* [Work instructions]: All lines of the material below that include the string "JSON" are to be copied.
Top of Given entries
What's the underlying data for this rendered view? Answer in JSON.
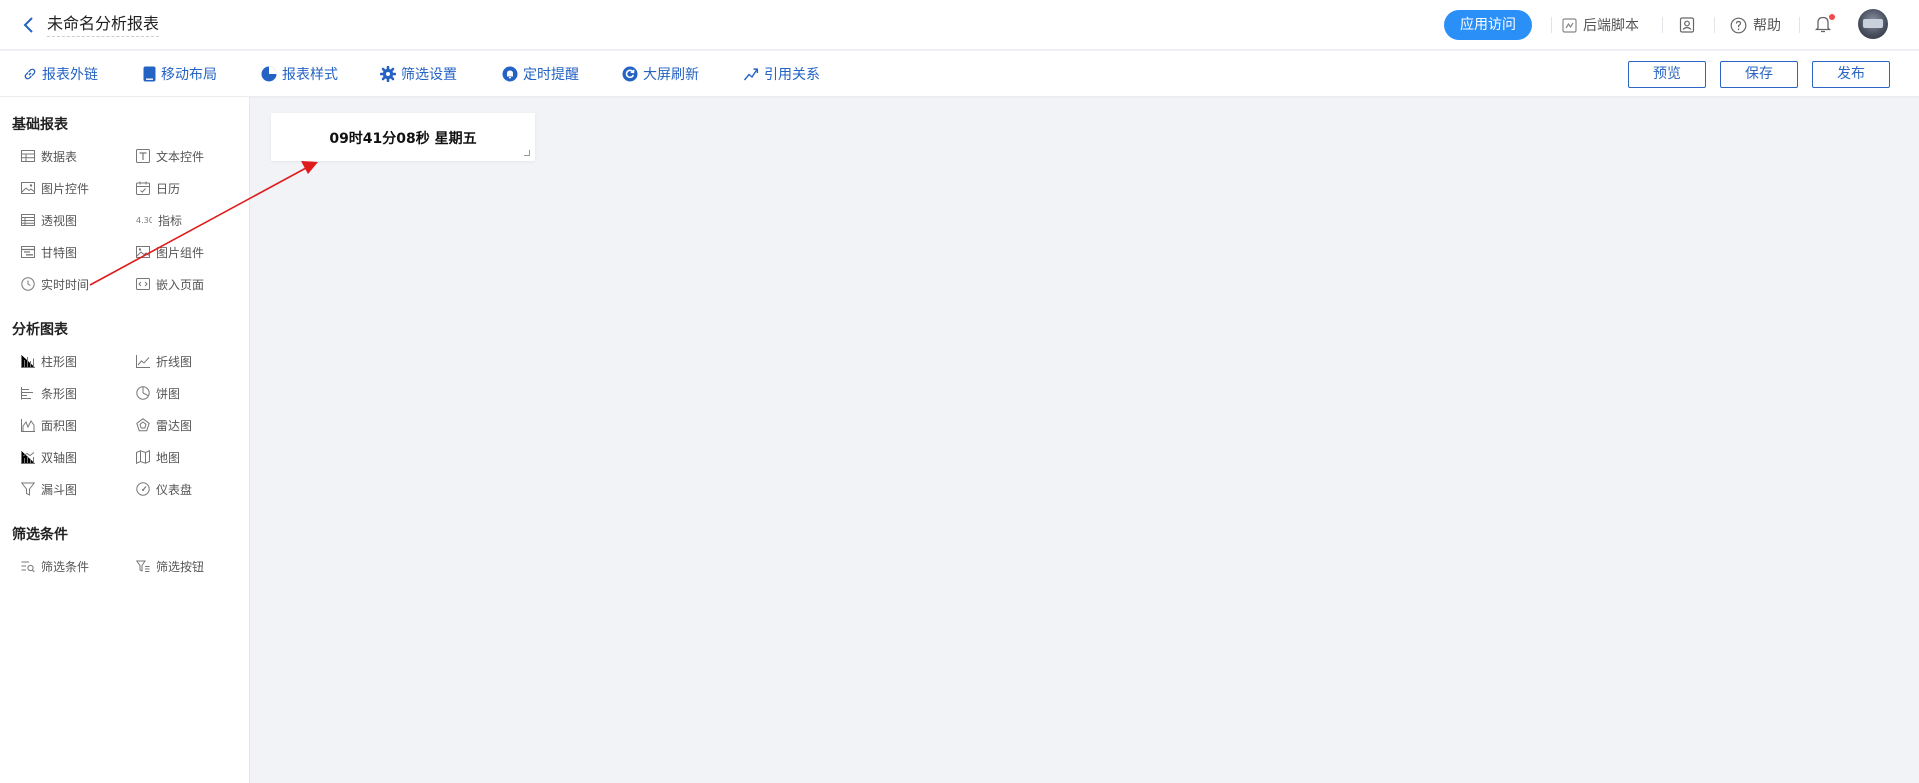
{
  "header": {
    "title": "未命名分析报表",
    "visit_label": "应用访问",
    "backend_script_label": "后端脚本",
    "help_label": "帮助"
  },
  "toolbar": {
    "tools": {
      "external_link": "报表外链",
      "mobile_layout": "移动布局",
      "report_style": "报表样式",
      "filter_settings": "筛选设置",
      "scheduled_reminder": "定时提醒",
      "screen_refresh": "大屏刷新",
      "references": "引用关系"
    },
    "preview_label": "预览",
    "save_label": "保存",
    "publish_label": "发布"
  },
  "sidebar": {
    "basic": {
      "title": "基础报表",
      "data_table": "数据表",
      "text_control": "文本控件",
      "image_control": "图片控件",
      "calendar": "日历",
      "pivot": "透视图",
      "indicator": "指标",
      "gantt": "甘特图",
      "image_group": "图片组件",
      "realtime": "实时时间",
      "embed_page": "嵌入页面"
    },
    "analysis": {
      "title": "分析图表",
      "bar": "柱形图",
      "line": "折线图",
      "hbar": "条形图",
      "pie": "饼图",
      "area": "面积图",
      "radar": "雷达图",
      "dual_axis": "双轴图",
      "map": "地图",
      "funnel": "漏斗图",
      "gauge": "仪表盘"
    },
    "filter": {
      "title": "筛选条件",
      "condition": "筛选条件",
      "button": "筛选按钮"
    }
  },
  "canvas": {
    "time_widget_text": "09时41分08秒 星期五"
  },
  "colors": {
    "accent": "#2a8ff7",
    "link_blue": "#2463c4",
    "annotation_arrow": "#e01b1b"
  }
}
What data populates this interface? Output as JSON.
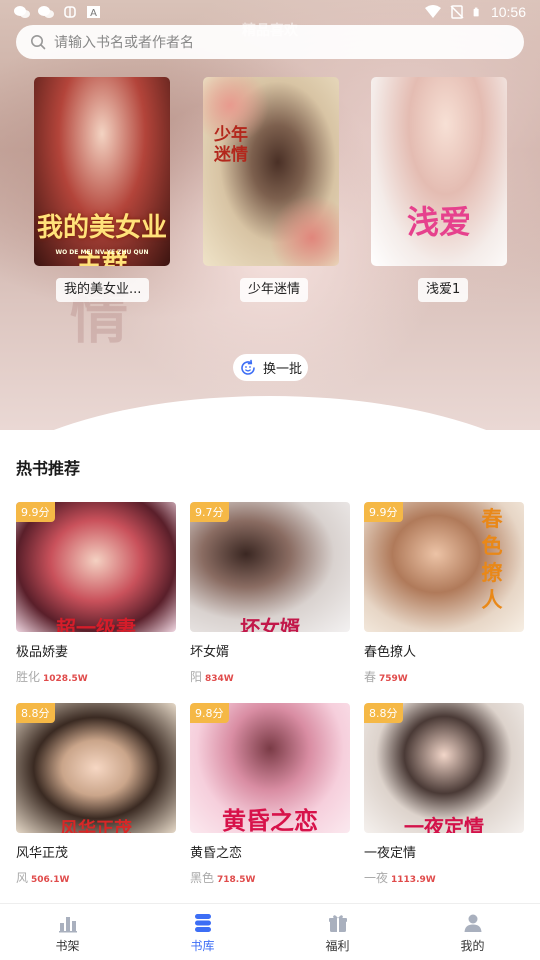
{
  "status_bar": {
    "time": "10:56"
  },
  "search": {
    "placeholder": "请输入书名或者作者名",
    "overlay_label": "精品喜欢"
  },
  "featured": [
    {
      "title": "我的美女业...",
      "cover_text": "我的美女业主群",
      "cover_sub": "WO DE MEI NV YE ZHU QUN"
    },
    {
      "title": "少年迷情",
      "cover_text": "少年迷情"
    },
    {
      "title": "浅爱1",
      "cover_text": "浅爱"
    }
  ],
  "refresh": {
    "label": "换一批"
  },
  "hot_section": {
    "title": "热书推荐",
    "books": [
      {
        "title": "极品娇妻",
        "rating": "9.9分",
        "author": "胜化",
        "count": "1028.5W",
        "cover_text": "超一级妻"
      },
      {
        "title": "坏女婿",
        "rating": "9.7分",
        "author": "阳",
        "count": "834W",
        "cover_text": "坏女婿"
      },
      {
        "title": "春色撩人",
        "rating": "9.9分",
        "author": "春",
        "count": "759W",
        "cover_text": "春色撩人"
      },
      {
        "title": "风华正茂",
        "rating": "8.8分",
        "author": "风",
        "count": "506.1W",
        "cover_text": "风华正茂"
      },
      {
        "title": "黄昏之恋",
        "rating": "9.8分",
        "author": "黑色",
        "count": "718.5W",
        "cover_text": "黄昏之恋"
      },
      {
        "title": "一夜定情",
        "rating": "8.8分",
        "author": "一夜",
        "count": "1113.9W",
        "cover_text": "一夜定情"
      }
    ]
  },
  "nav": {
    "items": [
      {
        "label": "书架",
        "icon": "bar-chart-icon"
      },
      {
        "label": "书库",
        "icon": "stack-icon"
      },
      {
        "label": "福利",
        "icon": "gift-icon"
      },
      {
        "label": "我的",
        "icon": "user-icon"
      }
    ],
    "active_index": 1
  },
  "colors": {
    "accent": "#3d6ef5",
    "rating_badge": "#f5b846",
    "count_red": "#e04b4b"
  }
}
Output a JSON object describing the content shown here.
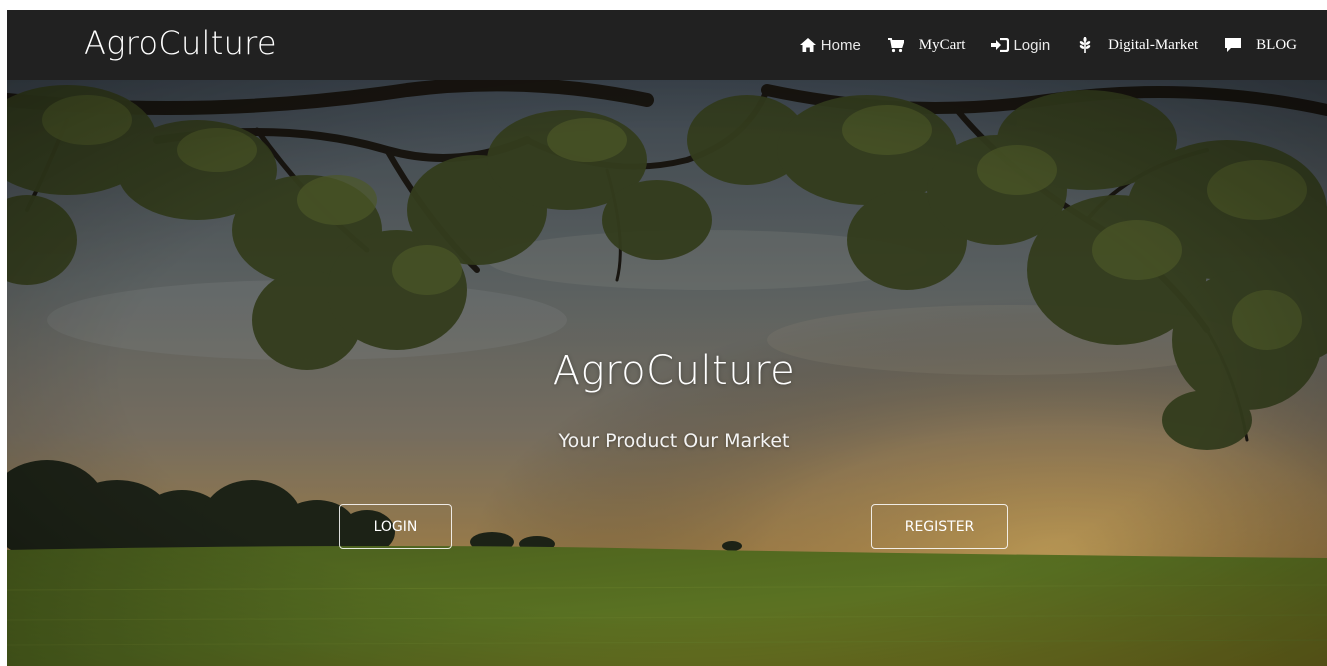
{
  "navbar": {
    "brand": "AgroCulture",
    "links": [
      {
        "label": "Home",
        "icon": "home-icon"
      },
      {
        "label": "MyCart",
        "icon": "cart-icon"
      },
      {
        "label": "Login",
        "icon": "login-icon"
      },
      {
        "label": "Digital-Market",
        "icon": "grain-icon"
      },
      {
        "label": "BLOG",
        "icon": "comment-icon"
      }
    ]
  },
  "hero": {
    "title": "AgroCulture",
    "subtitle": "Your Product Our Market",
    "login_label": "LOGIN",
    "register_label": "REGISTER"
  },
  "colors": {
    "navbar_bg": "#212121",
    "text": "#ffffff",
    "grass": "#6f8a2c",
    "sky": "#8a8f8e"
  }
}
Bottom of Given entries
* [Solution for this problem]:
What's the underlying data for this rendered view? Answer in JSON.
What data populates this interface? Output as JSON.
Output a JSON object describing the content shown here.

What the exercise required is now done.